**Exercise:** In this exercise, the data must be written out exactly.

BEGIN Source material

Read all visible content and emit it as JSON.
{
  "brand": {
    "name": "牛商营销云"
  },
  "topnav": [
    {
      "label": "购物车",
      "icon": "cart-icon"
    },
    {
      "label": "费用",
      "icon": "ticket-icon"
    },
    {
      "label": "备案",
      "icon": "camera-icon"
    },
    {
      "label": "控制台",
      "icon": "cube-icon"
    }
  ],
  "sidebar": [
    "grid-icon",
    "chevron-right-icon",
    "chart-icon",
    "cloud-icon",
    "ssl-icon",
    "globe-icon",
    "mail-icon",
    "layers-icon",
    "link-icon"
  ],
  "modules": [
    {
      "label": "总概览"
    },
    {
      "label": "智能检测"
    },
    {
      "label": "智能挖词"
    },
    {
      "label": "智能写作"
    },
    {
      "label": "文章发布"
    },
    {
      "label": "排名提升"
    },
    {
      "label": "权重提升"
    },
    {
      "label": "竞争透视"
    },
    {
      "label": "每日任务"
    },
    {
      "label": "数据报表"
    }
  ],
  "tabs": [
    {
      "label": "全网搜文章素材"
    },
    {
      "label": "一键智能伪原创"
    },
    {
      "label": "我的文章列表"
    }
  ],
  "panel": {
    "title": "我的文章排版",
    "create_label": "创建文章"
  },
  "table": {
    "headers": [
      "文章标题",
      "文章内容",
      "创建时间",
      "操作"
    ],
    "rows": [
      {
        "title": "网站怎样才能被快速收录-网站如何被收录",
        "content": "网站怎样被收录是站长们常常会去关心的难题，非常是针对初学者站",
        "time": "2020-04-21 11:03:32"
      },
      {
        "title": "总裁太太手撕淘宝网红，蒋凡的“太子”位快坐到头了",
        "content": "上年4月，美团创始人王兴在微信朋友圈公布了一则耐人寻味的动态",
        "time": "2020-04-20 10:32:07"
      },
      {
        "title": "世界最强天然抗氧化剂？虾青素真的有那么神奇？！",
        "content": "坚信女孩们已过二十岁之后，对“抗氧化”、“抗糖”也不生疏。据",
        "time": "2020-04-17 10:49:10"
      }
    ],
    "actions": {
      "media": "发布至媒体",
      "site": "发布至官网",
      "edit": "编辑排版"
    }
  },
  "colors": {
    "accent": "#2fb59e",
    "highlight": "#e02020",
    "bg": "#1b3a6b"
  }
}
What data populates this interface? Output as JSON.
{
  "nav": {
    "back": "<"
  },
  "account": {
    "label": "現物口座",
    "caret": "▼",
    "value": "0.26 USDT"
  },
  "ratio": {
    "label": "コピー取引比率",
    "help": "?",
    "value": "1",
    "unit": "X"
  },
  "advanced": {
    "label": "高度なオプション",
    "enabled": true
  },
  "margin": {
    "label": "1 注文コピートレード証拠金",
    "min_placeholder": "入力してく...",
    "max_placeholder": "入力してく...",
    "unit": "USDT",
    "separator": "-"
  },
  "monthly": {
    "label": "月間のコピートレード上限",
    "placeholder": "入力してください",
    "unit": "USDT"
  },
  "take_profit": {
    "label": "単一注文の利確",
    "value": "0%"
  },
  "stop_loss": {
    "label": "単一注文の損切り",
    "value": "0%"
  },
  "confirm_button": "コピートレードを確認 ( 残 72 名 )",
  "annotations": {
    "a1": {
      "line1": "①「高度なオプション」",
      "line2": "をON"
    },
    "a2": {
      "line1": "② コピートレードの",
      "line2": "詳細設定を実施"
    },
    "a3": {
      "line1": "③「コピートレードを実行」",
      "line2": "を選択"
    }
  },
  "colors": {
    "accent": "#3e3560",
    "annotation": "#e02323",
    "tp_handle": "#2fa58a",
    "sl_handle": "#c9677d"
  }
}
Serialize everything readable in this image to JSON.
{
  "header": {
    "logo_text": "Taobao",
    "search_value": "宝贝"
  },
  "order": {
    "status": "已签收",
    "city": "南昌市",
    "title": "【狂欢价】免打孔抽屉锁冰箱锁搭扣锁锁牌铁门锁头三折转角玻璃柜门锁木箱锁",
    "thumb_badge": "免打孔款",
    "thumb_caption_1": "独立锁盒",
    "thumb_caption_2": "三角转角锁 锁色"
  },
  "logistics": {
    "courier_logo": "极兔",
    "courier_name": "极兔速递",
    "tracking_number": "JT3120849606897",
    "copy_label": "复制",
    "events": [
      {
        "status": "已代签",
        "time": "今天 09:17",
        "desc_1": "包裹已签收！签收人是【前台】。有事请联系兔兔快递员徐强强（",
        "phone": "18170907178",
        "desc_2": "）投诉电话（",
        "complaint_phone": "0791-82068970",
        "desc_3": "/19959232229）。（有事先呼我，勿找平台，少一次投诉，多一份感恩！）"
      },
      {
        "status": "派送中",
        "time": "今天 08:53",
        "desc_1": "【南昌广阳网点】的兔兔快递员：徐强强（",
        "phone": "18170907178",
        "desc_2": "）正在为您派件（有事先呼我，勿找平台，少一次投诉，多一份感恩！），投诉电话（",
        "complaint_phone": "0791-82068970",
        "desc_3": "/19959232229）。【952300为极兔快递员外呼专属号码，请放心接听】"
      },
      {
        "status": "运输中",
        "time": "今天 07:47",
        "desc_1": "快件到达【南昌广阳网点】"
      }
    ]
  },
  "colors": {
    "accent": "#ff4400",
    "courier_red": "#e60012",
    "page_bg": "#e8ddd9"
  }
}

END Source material

**Answer:**
Read all visible content and emit it as JSON.
{
  "brand": {
    "name": "牛商营销云"
  },
  "topnav": [
    {
      "label": "购物车",
      "icon": "cart-icon"
    },
    {
      "label": "费用",
      "icon": "ticket-icon"
    },
    {
      "label": "备案",
      "icon": "camera-icon"
    },
    {
      "label": "控制台",
      "icon": "cube-icon"
    }
  ],
  "sidebar": [
    "grid-icon",
    "chevron-right-icon",
    "chart-icon",
    "cloud-icon",
    "ssl-icon",
    "globe-icon",
    "mail-icon",
    "layers-icon",
    "link-icon"
  ],
  "modules": [
    {
      "label": "总概览"
    },
    {
      "label": "智能检测"
    },
    {
      "label": "智能挖词"
    },
    {
      "label": "智能写作"
    },
    {
      "label": "文章发布"
    },
    {
      "label": "排名提升"
    },
    {
      "label": "权重提升"
    },
    {
      "label": "竞争透视"
    },
    {
      "label": "每日任务"
    },
    {
      "label": "数据报表"
    }
  ],
  "tabs": [
    {
      "label": "全网搜文章素材"
    },
    {
      "label": "一键智能伪原创"
    },
    {
      "label": "我的文章列表"
    }
  ],
  "panel": {
    "title": "我的文章排版",
    "create_label": "创建文章"
  },
  "table": {
    "headers": [
      "文章标题",
      "文章内容",
      "创建时间",
      "操作"
    ],
    "rows": [
      {
        "title": "网站怎样才能被快速收录-网站如何被收录",
        "content": "网站怎样被收录是站长们常常会去关心的难题，非常是针对初学者站",
        "time": "2020-04-21 11:03:32"
      },
      {
        "title": "总裁太太手撕淘宝网红，蒋凡的“太子”位快坐到头了",
        "content": "上年4月，美团创始人王兴在微信朋友圈公布了一则耐人寻味的动态",
        "time": "2020-04-20 10:32:07"
      },
      {
        "title": "世界最强天然抗氧化剂？虾青素真的有那么神奇？！",
        "content": "坚信女孩们已过二十岁之后，对“抗氧化”、“抗糖”也不生疏。据",
        "time": "2020-04-17 10:49:10"
      }
    ],
    "actions": {
      "media": "发布至媒体",
      "site": "发布至官网",
      "edit": "编辑排版"
    }
  },
  "colors": {
    "accent": "#2fb59e",
    "highlight": "#e02020",
    "bg": "#1b3a6b"
  }
}
What data populates this interface? Output as JSON.
{
  "nav": {
    "back": "<"
  },
  "account": {
    "label": "現物口座",
    "caret": "▼",
    "value": "0.26 USDT"
  },
  "ratio": {
    "label": "コピー取引比率",
    "help": "?",
    "value": "1",
    "unit": "X"
  },
  "advanced": {
    "label": "高度なオプション",
    "enabled": true
  },
  "margin": {
    "label": "1 注文コピートレード証拠金",
    "min_placeholder": "入力してく...",
    "max_placeholder": "入力してく...",
    "unit": "USDT",
    "separator": "-"
  },
  "monthly": {
    "label": "月間のコピートレード上限",
    "placeholder": "入力してください",
    "unit": "USDT"
  },
  "take_profit": {
    "label": "単一注文の利確",
    "value": "0%"
  },
  "stop_loss": {
    "label": "単一注文の損切り",
    "value": "0%"
  },
  "confirm_button": "コピートレードを確認 ( 残 72 名 )",
  "annotations": {
    "a1": {
      "line1": "①「高度なオプション」",
      "line2": "をON"
    },
    "a2": {
      "line1": "② コピートレードの",
      "line2": "詳細設定を実施"
    },
    "a3": {
      "line1": "③「コピートレードを実行」",
      "line2": "を選択"
    }
  },
  "colors": {
    "accent": "#3e3560",
    "annotation": "#e02323",
    "tp_handle": "#2fa58a",
    "sl_handle": "#c9677d"
  }
}
Serialize everything readable in this image to JSON.
{
  "header": {
    "logo_text": "Taobao",
    "search_value": "宝贝"
  },
  "order": {
    "status": "已签收",
    "city": "南昌市",
    "title": "【狂欢价】免打孔抽屉锁冰箱锁搭扣锁锁牌铁门锁头三折转角玻璃柜门锁木箱锁",
    "thumb_badge": "免打孔款",
    "thumb_caption_1": "独立锁盒",
    "thumb_caption_2": "三角转角锁 锁色"
  },
  "logistics": {
    "courier_logo": "极兔",
    "courier_name": "极兔速递",
    "tracking_number": "JT3120849606897",
    "copy_label": "复制",
    "events": [
      {
        "status": "已代签",
        "time": "今天 09:17",
        "desc_1": "包裹已签收！签收人是【前台】。有事请联系兔兔快递员徐强强（",
        "phone": "18170907178",
        "desc_2": "）投诉电话（",
        "complaint_phone": "0791-82068970",
        "desc_3": "/19959232229）。（有事先呼我，勿找平台，少一次投诉，多一份感恩！）"
      },
      {
        "status": "派送中",
        "time": "今天 08:53",
        "desc_1": "【南昌广阳网点】的兔兔快递员：徐强强（",
        "phone": "18170907178",
        "desc_2": "）正在为您派件（有事先呼我，勿找平台，少一次投诉，多一份感恩！），投诉电话（",
        "complaint_phone": "0791-82068970",
        "desc_3": "/19959232229）。【952300为极兔快递员外呼专属号码，请放心接听】"
      },
      {
        "status": "运输中",
        "time": "今天 07:47",
        "desc_1": "快件到达【南昌广阳网点】"
      }
    ]
  },
  "colors": {
    "accent": "#ff4400",
    "courier_red": "#e60012",
    "page_bg": "#e8ddd9"
  }
}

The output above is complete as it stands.